A new assessment released by US intelligence concludes that Iran is boosting its nuclear capabilities but is not pursuing the development of nuclear weapons. According to the Office of the Director of National Intelligence’s assessment, Iran has “undertaken research and development activities that would bring it closer to producing the fissile material needed” to produce a nuclear weapon. However, despite accelerating its nuclear programme since 2020, it is still not yet capable of producing a weapon. “Iran is not currently undertaking the key nuclear weapons-development activities that would be necessary to produce a testable nuclear device,” the assessment notes.

Under the 2015 Joint Comprehensive Plan of Action (JCPOA) between Iran the P5+1 group of countries (the USA, UK, France, Russia, and China plus Germany), Iran agreed to limit its nuclear development in return for the lifting of sanctions.
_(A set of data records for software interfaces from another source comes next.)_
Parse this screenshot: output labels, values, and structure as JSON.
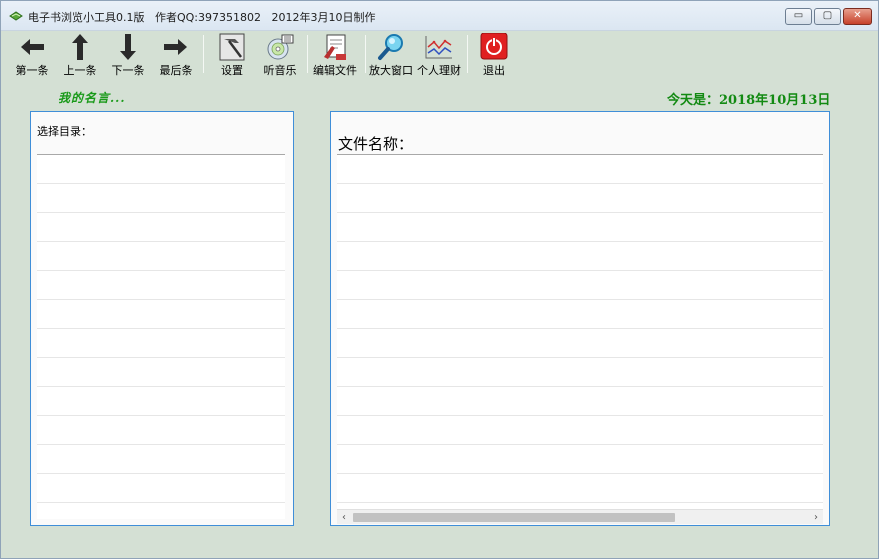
{
  "window": {
    "title": "电子书浏览小工具0.1版   作者QQ:397351802   2012年3月10日制作",
    "controls": {
      "minimize": "▭",
      "maximize": "▢",
      "close": "✕"
    }
  },
  "toolbar": {
    "items": [
      {
        "id": "first",
        "label": "第一条",
        "icon": "arrow-left-icon"
      },
      {
        "id": "prev",
        "label": "上一条",
        "icon": "arrow-up-icon"
      },
      {
        "id": "next",
        "label": "下一条",
        "icon": "arrow-down-icon"
      },
      {
        "id": "last",
        "label": "最后条",
        "icon": "arrow-right-icon"
      },
      {
        "id": "settings",
        "label": "设置",
        "icon": "hammer-icon"
      },
      {
        "id": "music",
        "label": "听音乐",
        "icon": "cd-music-icon"
      },
      {
        "id": "edit",
        "label": "编辑文件",
        "icon": "edit-document-icon"
      },
      {
        "id": "zoom",
        "label": "放大窗口",
        "icon": "magnifier-icon"
      },
      {
        "id": "finance",
        "label": "个人理财",
        "icon": "line-chart-icon"
      },
      {
        "id": "exit",
        "label": "退出",
        "icon": "power-icon"
      }
    ]
  },
  "motto": "我的名言...",
  "today": "今天是：2018年10月13日",
  "left_panel": {
    "label": "选择目录："
  },
  "right_panel": {
    "label": "文件名称：",
    "scrollbar": {
      "left": "‹",
      "right": "›"
    }
  },
  "colors": {
    "background": "#d4e0d4",
    "panel_border": "#3f8ed8",
    "accent_green": "#128a12"
  }
}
However, after former US President Donald Trump withdrew from the deal and reimposed sanctions in 2018, Iran began to gradually roll back on the restrictions imposed by the JCPOA, including oversight by the IAEA after the European parties to the agreement failed to put any measures in place to mitigate those sanctions. This resulted in a rapid development of its nuclear programme.

The US report added that Iran continues to exceed the limits set by the JCPOA, saying Iran has described its acceleration of its nuclear programme as a “reversible response to the U.S. withdrawal from the agreement.” The report said Iran undertook to revert back to the limits set by the deal if the US “provided sanctions relief and fulfilled its JCPOA commitments, and if the International Atomic Energy Agency (IAEA) closed its safeguards investigations related to three undeclared nuclear sites.”

“Iran continues to increase the size and enrichment level of its uranium stockpile beyond JCPOA limits,” the assessment states. “Iran continues to exceed JCPOA restrictions on advanced centrifuge research and development, and continues uranium enrichment operations at the deeply buried Fordow facility, which was prohibited under the JCPOA.”

However, Tehran has consistently maintained that its nuclear programme is entirely for peaceful reasons and that Iran has no plans to develop nuclear weapons. The Supreme Leader, Ayatollah Seyed Ali Khamenei, earlier issued a fatwa expressing that the purchase, development, and use of nuclear weapons contradicts Islamic precepts and are thus prohibited.

Earlier this year, Foreign Ministry spokesperson Nasser Kan'ani and other officials stressed that Iran would carry on with its peaceful nuclear energy programme and "constructive" cooperation with the IAEA, regardless of any political pressures.